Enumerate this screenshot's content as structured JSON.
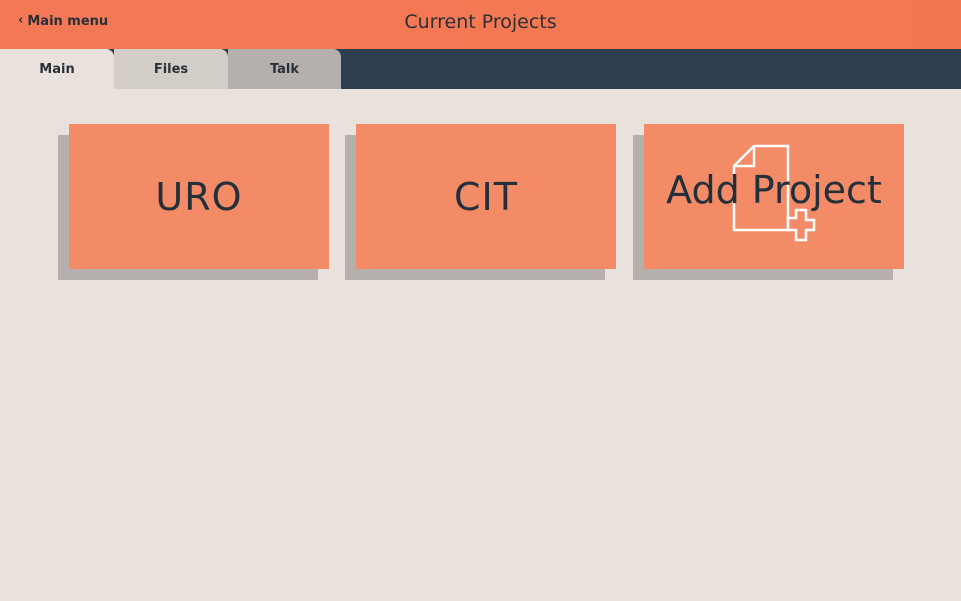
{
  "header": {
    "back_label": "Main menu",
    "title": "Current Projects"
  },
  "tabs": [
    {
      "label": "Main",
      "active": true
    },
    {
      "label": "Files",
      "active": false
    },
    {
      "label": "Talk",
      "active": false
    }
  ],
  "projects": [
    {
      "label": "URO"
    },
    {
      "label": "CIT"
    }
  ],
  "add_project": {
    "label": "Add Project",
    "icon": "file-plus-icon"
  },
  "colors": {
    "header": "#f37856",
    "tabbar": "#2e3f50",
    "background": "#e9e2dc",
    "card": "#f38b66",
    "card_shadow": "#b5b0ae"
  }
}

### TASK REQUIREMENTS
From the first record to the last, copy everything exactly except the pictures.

### PROBLEM SOLUTION
Enumerate this screenshot's content as structured JSON.
{
  "header": {
    "back_label": "Main menu",
    "title": "Current Projects"
  },
  "tabs": [
    {
      "label": "Main",
      "active": true
    },
    {
      "label": "Files",
      "active": false
    },
    {
      "label": "Talk",
      "active": false
    }
  ],
  "projects": [
    {
      "label": "URO"
    },
    {
      "label": "CIT"
    }
  ],
  "add_project": {
    "label": "Add Project",
    "icon": "file-plus-icon"
  },
  "colors": {
    "header": "#f37856",
    "tabbar": "#2e3f50",
    "background": "#e9e2dc",
    "card": "#f38b66",
    "card_shadow": "#b5b0ae"
  }
}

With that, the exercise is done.